We hear a lot about how we (preachers) need to be like Christ, and not concentrate on the “petty” differences, but “preach on love” as Jesus did. Those who believe that standing on the truth is done without confrontation, and without hurt feelings at times, do not know my Lord.
“In Spirit and In Truth”
What did Jesus mean when he said, “God is a Spirit: and they that worship him must worship him in spirit and in truth” (John 4:24)? These words have significant meaning, and must be understood if we wish to please God with our worship. The word “in” means “in connection with.” It does not mean “inside of.” Jesus was literally saying that we must worship in connection with the spirit, and in connection with the truth.
What is the “spirit”? It is those things related to the spiritual realm. Jesus shows that the true worshipers need to be focused on spiritual matters, not physical. Paul tells us, “For the kingdom of God is not meat and drink; but righteousness, and peace, and joy in the Holy Ghost” (Rom. 14:17). That is why we do not have pie suppers, bingo, etc.! The church and its worship is not to cater to the physical needs, but the spiritual.
We have another responsibility. That is to worship “in connection with the truth.” What is the “truth”? Let Jesus answer, “Sanctify them through thy truth: thy word is truth” (John 17:17). In order for our worship to be acceptable to God, we must worship with our focus on things spiritual, and worship in connection with what the Bible says! Peter said, “If any man speak, let him speak as the oracles of God; if any man minister, let him do it as of the ability which God giveth: that God in all things may be glorified through Jesus Christ, to whom be praise and dominion for ever and ever. Amen” (1 Pet. 4:11). The only truth we know is what has been revealed in God’s most Holy Word. Our worship must come from what has been revealed. For anyone to try to worship God based on what has not been said, or for anyone to teach others to worship God in that way, is to condemn yourself to an eternity in Hell. To deviate from God’s plan of worship is to jeopardize your soul, and the souls that follow you!
1 Corinthians 11:20-30
Here Paul is recorded as rebuking the Corinthians for not partaking of the Lord’s supper as they should. Paul declares (v. 23) that the things he is saying are from the Lord. He appeals to the right authority. He then proceeded to correct these brethren for their unfaithfulness in taking the Lord’s supper. Here Paul tells these men and women that if they do not partake in a worthy manner, they are guilty of the body and blood of Christ and are eating and drinking damnation to themselves (1 Cor. 11:27, 29). Does this sound like it does not matter how we worship? Does this sound like our partaking of the Lord’s Supper will not effect our eternal salvation? Paul ends this by telling the Corinthians that some of them are weak as a result of their unfaithfulness, while others sleep (spiritually dead while they live, 1 Cor. 11:30).

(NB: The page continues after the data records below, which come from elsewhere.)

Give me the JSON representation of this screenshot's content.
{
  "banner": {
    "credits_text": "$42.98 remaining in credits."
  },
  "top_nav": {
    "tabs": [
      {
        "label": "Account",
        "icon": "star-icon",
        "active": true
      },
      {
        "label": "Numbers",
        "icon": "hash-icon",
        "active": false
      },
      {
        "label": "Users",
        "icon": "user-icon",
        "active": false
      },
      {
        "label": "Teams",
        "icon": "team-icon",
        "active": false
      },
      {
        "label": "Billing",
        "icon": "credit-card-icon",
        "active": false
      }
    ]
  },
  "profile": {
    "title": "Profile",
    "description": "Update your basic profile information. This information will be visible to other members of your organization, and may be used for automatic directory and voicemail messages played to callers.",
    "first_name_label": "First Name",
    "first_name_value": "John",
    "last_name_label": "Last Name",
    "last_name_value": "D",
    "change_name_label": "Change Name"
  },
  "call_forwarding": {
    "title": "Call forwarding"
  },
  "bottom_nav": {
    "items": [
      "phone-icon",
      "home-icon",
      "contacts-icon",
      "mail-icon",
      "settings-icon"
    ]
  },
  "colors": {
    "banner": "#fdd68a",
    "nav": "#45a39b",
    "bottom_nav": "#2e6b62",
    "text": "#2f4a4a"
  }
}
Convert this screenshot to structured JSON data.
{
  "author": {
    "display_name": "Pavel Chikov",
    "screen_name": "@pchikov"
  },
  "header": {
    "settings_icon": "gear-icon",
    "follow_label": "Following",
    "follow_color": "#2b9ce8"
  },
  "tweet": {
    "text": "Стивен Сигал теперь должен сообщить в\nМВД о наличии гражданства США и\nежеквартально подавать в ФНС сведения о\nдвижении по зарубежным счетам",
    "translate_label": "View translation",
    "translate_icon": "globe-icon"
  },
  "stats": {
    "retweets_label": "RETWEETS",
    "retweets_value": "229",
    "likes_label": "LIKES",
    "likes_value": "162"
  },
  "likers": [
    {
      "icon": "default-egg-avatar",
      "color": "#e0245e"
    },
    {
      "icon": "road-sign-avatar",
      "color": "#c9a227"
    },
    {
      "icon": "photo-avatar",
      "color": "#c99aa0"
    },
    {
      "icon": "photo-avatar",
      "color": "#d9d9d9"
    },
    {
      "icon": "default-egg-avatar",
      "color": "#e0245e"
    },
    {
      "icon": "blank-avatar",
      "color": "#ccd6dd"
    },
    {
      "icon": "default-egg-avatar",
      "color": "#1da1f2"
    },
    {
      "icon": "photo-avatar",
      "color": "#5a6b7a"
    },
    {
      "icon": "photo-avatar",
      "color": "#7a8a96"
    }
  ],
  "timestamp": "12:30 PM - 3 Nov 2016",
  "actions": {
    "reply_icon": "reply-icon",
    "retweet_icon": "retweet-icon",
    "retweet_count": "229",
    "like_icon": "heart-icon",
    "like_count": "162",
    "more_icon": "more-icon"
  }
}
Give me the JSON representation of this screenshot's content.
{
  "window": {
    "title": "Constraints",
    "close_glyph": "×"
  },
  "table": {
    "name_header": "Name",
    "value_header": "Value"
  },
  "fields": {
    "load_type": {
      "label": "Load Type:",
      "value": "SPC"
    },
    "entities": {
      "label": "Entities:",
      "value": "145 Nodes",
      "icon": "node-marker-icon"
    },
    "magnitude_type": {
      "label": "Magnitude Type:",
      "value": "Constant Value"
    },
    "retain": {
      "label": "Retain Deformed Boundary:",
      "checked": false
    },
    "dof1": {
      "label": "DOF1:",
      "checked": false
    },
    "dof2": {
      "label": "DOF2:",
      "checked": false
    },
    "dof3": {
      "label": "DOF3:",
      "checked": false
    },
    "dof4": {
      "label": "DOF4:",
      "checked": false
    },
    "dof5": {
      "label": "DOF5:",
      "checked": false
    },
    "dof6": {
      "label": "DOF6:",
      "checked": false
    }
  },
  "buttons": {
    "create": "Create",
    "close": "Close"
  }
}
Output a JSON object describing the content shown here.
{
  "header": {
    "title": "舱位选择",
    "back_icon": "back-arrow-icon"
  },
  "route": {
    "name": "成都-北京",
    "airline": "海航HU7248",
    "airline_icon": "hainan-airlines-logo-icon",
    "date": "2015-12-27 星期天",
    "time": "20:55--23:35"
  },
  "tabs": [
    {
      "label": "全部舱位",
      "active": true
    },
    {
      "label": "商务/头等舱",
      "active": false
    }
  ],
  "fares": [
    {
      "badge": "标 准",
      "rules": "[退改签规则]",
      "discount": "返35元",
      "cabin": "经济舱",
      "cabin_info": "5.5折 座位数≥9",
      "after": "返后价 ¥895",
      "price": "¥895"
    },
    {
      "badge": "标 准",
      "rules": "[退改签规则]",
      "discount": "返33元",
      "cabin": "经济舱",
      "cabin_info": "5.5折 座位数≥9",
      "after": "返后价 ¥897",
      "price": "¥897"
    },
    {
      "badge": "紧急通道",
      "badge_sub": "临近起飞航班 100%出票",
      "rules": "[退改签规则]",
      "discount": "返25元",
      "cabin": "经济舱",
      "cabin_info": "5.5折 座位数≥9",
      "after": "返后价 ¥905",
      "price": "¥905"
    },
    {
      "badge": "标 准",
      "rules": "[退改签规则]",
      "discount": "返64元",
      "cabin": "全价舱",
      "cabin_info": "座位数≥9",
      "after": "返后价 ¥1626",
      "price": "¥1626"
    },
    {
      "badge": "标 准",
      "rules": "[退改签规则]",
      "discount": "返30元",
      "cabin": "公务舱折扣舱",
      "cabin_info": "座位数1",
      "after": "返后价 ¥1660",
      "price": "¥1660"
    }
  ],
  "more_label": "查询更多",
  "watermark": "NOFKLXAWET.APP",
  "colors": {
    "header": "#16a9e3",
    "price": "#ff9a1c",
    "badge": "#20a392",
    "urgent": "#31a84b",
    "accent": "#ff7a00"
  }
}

Yes, the worship we offer must please God, else we stand to lose our home in heaven. How sad indeed to know that you could have made it to heaven if you had only worshiped God as he commanded. Brethren, can we see the importance of teaching others this same truth? Can we see that there is a lost and dying world that needs to know that “honesty” and “sincerity” will not save a single soul from the burning fires of hell? Yes, friends, our worship does make a difference, and it will affect our very soul! Please bear these things in mind as you strive to live for God from day to day.
Guardian of Truth XLI: 17 p. 12-14
September 4, 1997